• Information supplied:
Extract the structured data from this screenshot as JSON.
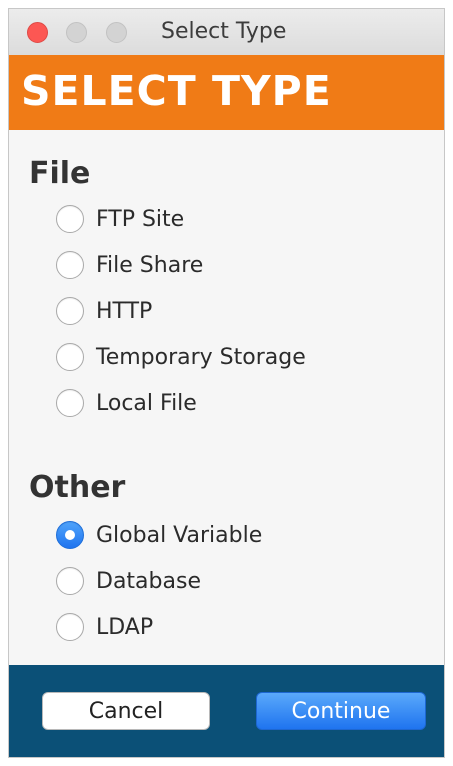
{
  "window": {
    "title": "Select Type"
  },
  "banner": {
    "title": "SELECT TYPE"
  },
  "sections": [
    {
      "heading": "File",
      "options": [
        {
          "label": "FTP Site",
          "selected": false
        },
        {
          "label": "File Share",
          "selected": false
        },
        {
          "label": "HTTP",
          "selected": false
        },
        {
          "label": "Temporary Storage",
          "selected": false
        },
        {
          "label": "Local File",
          "selected": false
        }
      ]
    },
    {
      "heading": "Other",
      "options": [
        {
          "label": "Global Variable",
          "selected": true
        },
        {
          "label": "Database",
          "selected": false
        },
        {
          "label": "LDAP",
          "selected": false
        }
      ]
    }
  ],
  "footer": {
    "cancel_label": "Cancel",
    "continue_label": "Continue"
  },
  "colors": {
    "banner": "#f07b16",
    "footer": "#0b5077",
    "accent": "#1f74ef"
  }
}
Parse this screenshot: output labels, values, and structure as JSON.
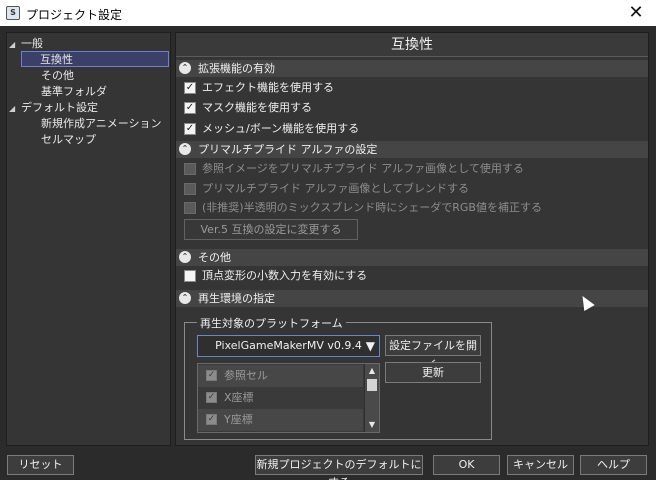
{
  "window": {
    "title": "プロジェクト設定",
    "close": "✕"
  },
  "tree": {
    "items": [
      {
        "label": "一般",
        "arrow": "◢"
      },
      {
        "label": "互換性"
      },
      {
        "label": "その他"
      },
      {
        "label": "基準フォルダ"
      },
      {
        "label": "デフォルト設定",
        "arrow": "◢"
      },
      {
        "label": "新規作成アニメーション"
      },
      {
        "label": "セルマップ"
      }
    ]
  },
  "panel": {
    "title": "互換性",
    "sections": {
      "ext": {
        "header": "拡張機能の有効",
        "items": [
          {
            "label": "エフェクト機能を使用する",
            "check": "✓"
          },
          {
            "label": "マスク機能を使用する",
            "check": "✓"
          },
          {
            "label": "メッシュ/ボーン機能を使用する",
            "check": "✓"
          }
        ]
      },
      "premul": {
        "header": "プリマルチプライド アルファの設定",
        "items": [
          {
            "label": "参照イメージをプリマルチプライド アルファ画像として使用する"
          },
          {
            "label": "プリマルチプライド アルファ画像としてブレンドする"
          },
          {
            "label": "(非推奨)半透明のミックスブレンド時にシェーダでRGB値を補正する"
          }
        ],
        "ver5_button": "Ver.5 互換の設定に変更する"
      },
      "other": {
        "header": "その他",
        "items": [
          {
            "label": "頂点変形の小数入力を有効にする"
          }
        ]
      },
      "playback": {
        "header": "再生環境の指定",
        "group_label": "再生対象のプラットフォーム",
        "platform": "PixelGameMakerMV v0.9.4",
        "open_settings": "設定ファイルを開く",
        "update": "更新",
        "list": [
          {
            "label": "参照セル",
            "check": "✓"
          },
          {
            "label": "X座標",
            "check": "✓"
          },
          {
            "label": "Y座標",
            "check": "✓"
          }
        ]
      }
    }
  },
  "footer": {
    "reset": "リセット",
    "default": "新規プロジェクトのデフォルトにする",
    "ok": "OK",
    "cancel": "キャンセル",
    "help": "ヘルプ"
  },
  "icons": {
    "collapse": "⌃",
    "caret": "▼",
    "scroll_up": "▲",
    "scroll_down": "▼"
  }
}
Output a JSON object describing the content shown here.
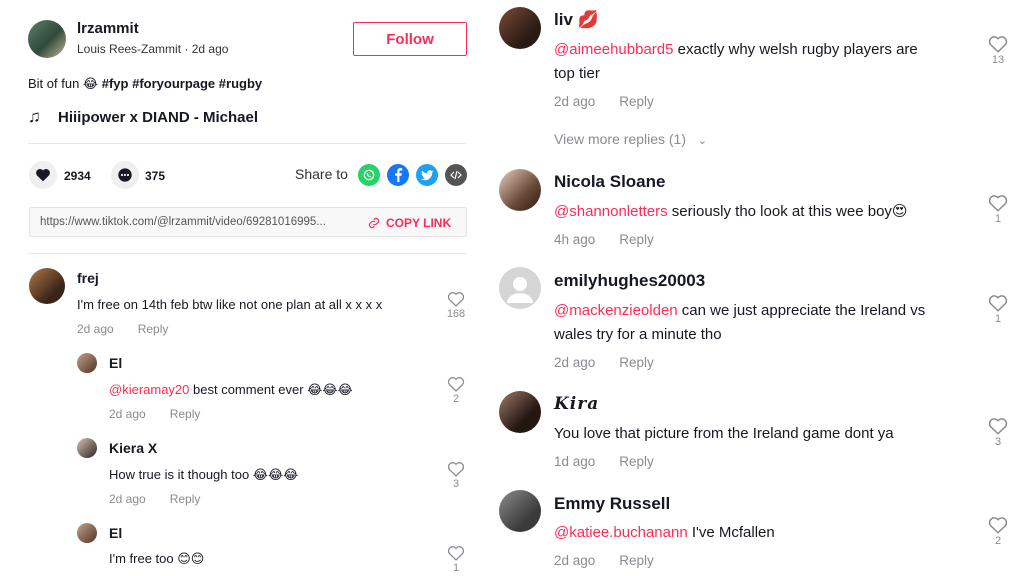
{
  "post": {
    "username": "lrzammit",
    "display_name": "Louis Rees-Zammit",
    "time": "2d ago",
    "follow_label": "Follow",
    "caption_text": "Bit of fun 😂 ",
    "hashtags": [
      "#fyp",
      "#foryourpage",
      "#rugby"
    ],
    "music_icon": "♫",
    "music": "Hiiipower x DIAND - Michael",
    "likes": "2934",
    "comments": "375",
    "share_label": "Share to",
    "share_icons": [
      "whatsapp-icon",
      "facebook-icon",
      "twitter-icon",
      "embed-icon"
    ],
    "link_url": "https://www.tiktok.com/@lrzammit/video/69281016995...",
    "copy_label": "COPY LINK"
  },
  "reply_label": "Reply",
  "left_comments": [
    {
      "name": "frej",
      "mention": "",
      "text": "I'm free on 14th feb btw like not one plan at all x x x x",
      "time": "2d ago",
      "likes": "168"
    },
    {
      "name": "El",
      "mention": "@kieramay20",
      "text": " best comment ever 😂😂😂",
      "time": "2d ago",
      "likes": "2"
    },
    {
      "name": "Kiera X",
      "mention": "",
      "text": "How true is it though too 😂😂😂",
      "time": "2d ago",
      "likes": "3"
    },
    {
      "name": "El",
      "mention": "",
      "text": "I'm free too 😊😊",
      "time": "2d ago",
      "likes": "1"
    }
  ],
  "right_comments": [
    {
      "name": "liv 💋",
      "mention": "@aimeehubbard5",
      "text": " exactly why welsh rugby players are",
      "text2": "top tier",
      "time": "2d ago",
      "likes": "13"
    },
    {
      "name": "Nicola Sloane",
      "mention": "@shannonletters",
      "text": " seriously tho look at this wee boy😍",
      "text2": "",
      "time": "4h ago",
      "likes": "1"
    },
    {
      "name": "emilyhughes20003",
      "mention": "@mackenzieolden",
      "text": " can we just appreciate the Ireland vs",
      "text2": "wales try for a minute tho",
      "time": "2d ago",
      "likes": "1"
    },
    {
      "name": "Kira",
      "mention": "",
      "text": "You love that picture from the Ireland game dont ya",
      "text2": "",
      "time": "1d ago",
      "likes": "3"
    },
    {
      "name": "Emmy Russell",
      "mention": "@katiee.buchanann",
      "text": " I've Mcfallen",
      "text2": "",
      "time": "2d ago",
      "likes": "2"
    }
  ],
  "view_more_replies": "View more replies (1)",
  "colors": {
    "accent": "#fe2c55",
    "meta": "#8a8b91",
    "whatsapp": "#25d366",
    "facebook": "#1877f2",
    "twitter": "#1da1f2",
    "embed": "#555555"
  }
}
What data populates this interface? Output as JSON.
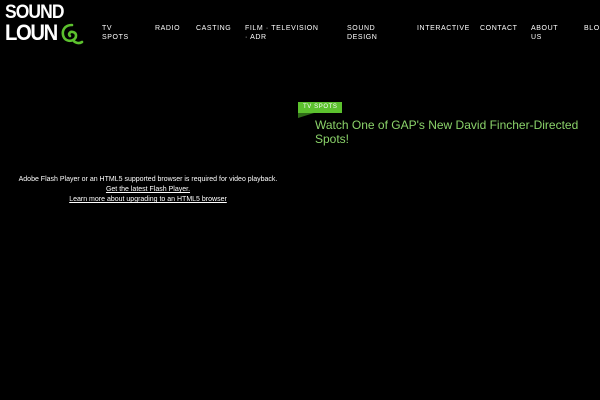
{
  "brand": {
    "line1": "SOUND",
    "line2": "LOUN",
    "accent_color": "#5cc12e"
  },
  "nav": {
    "items": [
      {
        "label": "TV SPOTS",
        "icon": ""
      },
      {
        "label": "RADIO"
      },
      {
        "label": "CASTING"
      },
      {
        "label": "FILM · TELEVISION · ADR"
      },
      {
        "label": "SOUND DESIGN"
      },
      {
        "label": "INTERACTIVE"
      },
      {
        "label": "CONTACT"
      },
      {
        "label": "ABOUT US"
      },
      {
        "label": "BLOG"
      }
    ]
  },
  "video": {
    "message": "Adobe Flash Player or an HTML5 supported browser is required for video playback.",
    "link_flash": "Get the latest Flash Player.",
    "link_html5": "Learn more about upgrading to an HTML5 browser"
  },
  "post": {
    "tag": "TV SPOTS",
    "title": "Watch One of GAP's New David Fincher-Directed Spots!",
    "title_color": "#8bd36a"
  }
}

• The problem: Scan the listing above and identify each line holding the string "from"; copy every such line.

• Result of the task:
Extract the structured data from this screenshot as JSON.
      "text": "You love that picture from the Ireland game dont ya",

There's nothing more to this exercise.